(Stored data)
Content starts

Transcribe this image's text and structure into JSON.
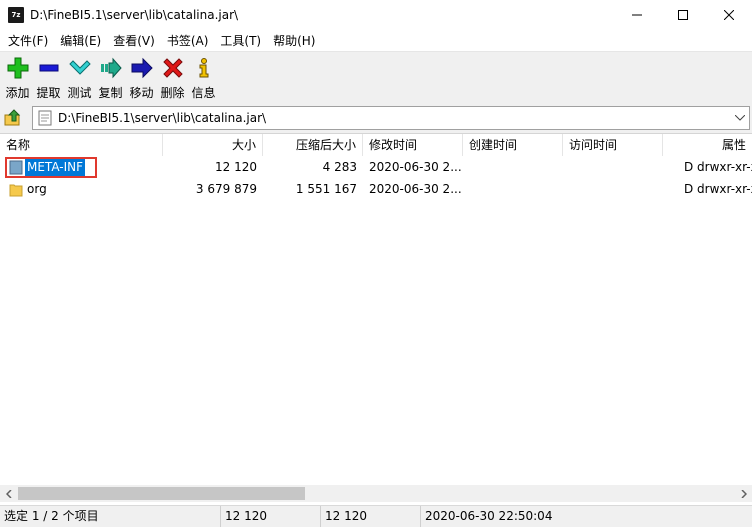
{
  "window": {
    "app_icon_text": "7z",
    "title": "D:\\FineBI5.1\\server\\lib\\catalina.jar\\"
  },
  "menu": [
    "文件(F)",
    "编辑(E)",
    "查看(V)",
    "书签(A)",
    "工具(T)",
    "帮助(H)"
  ],
  "toolbar": {
    "add": "添加",
    "extract": "提取",
    "test": "测试",
    "copy": "复制",
    "move": "移动",
    "delete": "删除",
    "info": "信息"
  },
  "address": {
    "path": "D:\\FineBI5.1\\server\\lib\\catalina.jar\\"
  },
  "columns": {
    "name": "名称",
    "size": "大小",
    "packed": "压缩后大小",
    "modified": "修改时间",
    "created": "创建时间",
    "accessed": "访问时间",
    "attributes": "属性"
  },
  "rows": [
    {
      "name": "META-INF",
      "size": "12 120",
      "packed": "4 283",
      "modified": "2020-06-30 2...",
      "attributes": "D drwxr-xr-x",
      "selected": true
    },
    {
      "name": "org",
      "size": "3 679 879",
      "packed": "1 551 167",
      "modified": "2020-06-30 2...",
      "attributes": "D drwxr-xr-x",
      "selected": false
    }
  ],
  "status": {
    "selection": "选定 1 / 2 个项目",
    "size": "12 120",
    "packed": "12 120",
    "modified": "2020-06-30 22:50:04"
  },
  "colors": {
    "selection": "#0078d7",
    "highlight_border": "#e0392e",
    "folder": "#f5c94c"
  }
}
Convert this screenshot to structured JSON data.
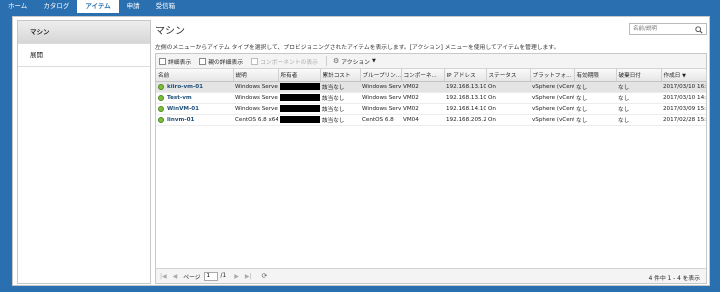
{
  "nav": {
    "tabs": [
      {
        "label": "ホーム"
      },
      {
        "label": "カタログ"
      },
      {
        "label": "アイテム"
      },
      {
        "label": "申請"
      },
      {
        "label": "受信箱"
      }
    ]
  },
  "sidebar": {
    "items": [
      {
        "label": "マシン"
      },
      {
        "label": "展開"
      }
    ]
  },
  "main": {
    "title": "マシン",
    "search_placeholder": "名前/説明",
    "description": "左側のメニューからアイテム タイプを選択して、プロビジョニングされたアイテムを表示します。[アクション] メニューを使用してアイテムを管理します。"
  },
  "toolbar": {
    "details": "詳細表示",
    "parent_details": "親の詳細表示",
    "components": "コンポーネントの表示",
    "actions": "アクション"
  },
  "table": {
    "columns": [
      "名前",
      "説明",
      "所有者",
      "累計コスト",
      "ブループリン...",
      "コンポーネ...",
      "IP アドレス",
      "ステータス",
      "プラットフォ...",
      "有効期限",
      "破棄日付",
      "作成日"
    ],
    "rows": [
      {
        "name": "kiiro-vm-01",
        "desc": "Windows Serve",
        "cost": "該当なし",
        "blueprint": "Windows Serve",
        "component": "VM02",
        "ip": "192.168.13.107",
        "status": "On",
        "platform": "vSphere (vCent",
        "expires": "なし",
        "destroy": "なし",
        "created": "2017/03/10 16:5"
      },
      {
        "name": "Test-vm",
        "desc": "Windows Serve",
        "cost": "該当なし",
        "blueprint": "Windows Serve",
        "component": "VM02",
        "ip": "192.168.13.105",
        "status": "On",
        "platform": "vSphere (vCent",
        "expires": "なし",
        "destroy": "なし",
        "created": "2017/03/10 14:0"
      },
      {
        "name": "WinVM-01",
        "desc": "Windows Serve",
        "cost": "該当なし",
        "blueprint": "Windows Serve",
        "component": "VM02",
        "ip": "192.168.14.101",
        "status": "On",
        "platform": "vSphere (vCent",
        "expires": "なし",
        "destroy": "なし",
        "created": "2017/03/09 15:3"
      },
      {
        "name": "linvm-01",
        "desc": "CentOS 6.8 x64",
        "cost": "該当なし",
        "blueprint": "CentOS 6.8",
        "component": "VM04",
        "ip": "192.168.205.21",
        "status": "On",
        "platform": "vSphere (vCent",
        "expires": "なし",
        "destroy": "なし",
        "created": "2017/02/28 15:5"
      }
    ]
  },
  "pager": {
    "page_label": "ページ",
    "page_value": "1",
    "of_label": "/1",
    "count": "4 件中 1 - 4 を表示"
  },
  "colors": {
    "header_blue": "#2a6fb0",
    "status_green": "#7cbf3a"
  }
}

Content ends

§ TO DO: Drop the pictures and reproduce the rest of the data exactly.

§ YOUR RESPONSE:
Transcribe this image's text and structure into JSON.
{
  "window": {
    "app_icon_text": "7z",
    "title": "D:\\FineBI5.1\\server\\lib\\catalina.jar\\"
  },
  "menu": [
    "文件(F)",
    "编辑(E)",
    "查看(V)",
    "书签(A)",
    "工具(T)",
    "帮助(H)"
  ],
  "toolbar": {
    "add": "添加",
    "extract": "提取",
    "test": "测试",
    "copy": "复制",
    "move": "移动",
    "delete": "删除",
    "info": "信息"
  },
  "address": {
    "path": "D:\\FineBI5.1\\server\\lib\\catalina.jar\\"
  },
  "columns": {
    "name": "名称",
    "size": "大小",
    "packed": "压缩后大小",
    "modified": "修改时间",
    "created": "创建时间",
    "accessed": "访问时间",
    "attributes": "属性"
  },
  "rows": [
    {
      "name": "META-INF",
      "size": "12 120",
      "packed": "4 283",
      "modified": "2020-06-30 2...",
      "attributes": "D drwxr-xr-x",
      "selected": true
    },
    {
      "name": "org",
      "size": "3 679 879",
      "packed": "1 551 167",
      "modified": "2020-06-30 2...",
      "attributes": "D drwxr-xr-x",
      "selected": false
    }
  ],
  "status": {
    "selection": "选定 1 / 2 个项目",
    "size": "12 120",
    "packed": "12 120",
    "modified": "2020-06-30 22:50:04"
  },
  "colors": {
    "selection": "#0078d7",
    "highlight_border": "#e0392e",
    "folder": "#f5c94c"
  }
}
Convert this screenshot to structured JSON data.
{
  "nav": {
    "tabs": [
      {
        "label": "ホーム"
      },
      {
        "label": "カタログ"
      },
      {
        "label": "アイテム"
      },
      {
        "label": "申請"
      },
      {
        "label": "受信箱"
      }
    ]
  },
  "sidebar": {
    "items": [
      {
        "label": "マシン"
      },
      {
        "label": "展開"
      }
    ]
  },
  "main": {
    "title": "マシン",
    "search_placeholder": "名前/説明",
    "description": "左側のメニューからアイテム タイプを選択して、プロビジョニングされたアイテムを表示します。[アクション] メニューを使用してアイテムを管理します。"
  },
  "toolbar": {
    "details": "詳細表示",
    "parent_details": "親の詳細表示",
    "components": "コンポーネントの表示",
    "actions": "アクション"
  },
  "table": {
    "columns": [
      "名前",
      "説明",
      "所有者",
      "累計コスト",
      "ブループリン...",
      "コンポーネ...",
      "IP アドレス",
      "ステータス",
      "プラットフォ...",
      "有効期限",
      "破棄日付",
      "作成日"
    ],
    "rows": [
      {
        "name": "kiiro-vm-01",
        "desc": "Windows Serve",
        "cost": "該当なし",
        "blueprint": "Windows Serve",
        "component": "VM02",
        "ip": "192.168.13.107",
        "status": "On",
        "platform": "vSphere (vCent",
        "expires": "なし",
        "destroy": "なし",
        "created": "2017/03/10 16:5"
      },
      {
        "name": "Test-vm",
        "desc": "Windows Serve",
        "cost": "該当なし",
        "blueprint": "Windows Serve",
        "component": "VM02",
        "ip": "192.168.13.105",
        "status": "On",
        "platform": "vSphere (vCent",
        "expires": "なし",
        "destroy": "なし",
        "created": "2017/03/10 14:0"
      },
      {
        "name": "WinVM-01",
        "desc": "Windows Serve",
        "cost": "該当なし",
        "blueprint": "Windows Serve",
        "component": "VM02",
        "ip": "192.168.14.101",
        "status": "On",
        "platform": "vSphere (vCent",
        "expires": "なし",
        "destroy": "なし",
        "created": "2017/03/09 15:3"
      },
      {
        "name": "linvm-01",
        "desc": "CentOS 6.8 x64",
        "cost": "該当なし",
        "blueprint": "CentOS 6.8",
        "component": "VM04",
        "ip": "192.168.205.21",
        "status": "On",
        "platform": "vSphere (vCent",
        "expires": "なし",
        "destroy": "なし",
        "created": "2017/02/28 15:5"
      }
    ]
  },
  "pager": {
    "page_label": "ページ",
    "page_value": "1",
    "of_label": "/1",
    "count": "4 件中 1 - 4 を表示"
  },
  "colors": {
    "header_blue": "#2a6fb0",
    "status_green": "#7cbf3a"
  }
}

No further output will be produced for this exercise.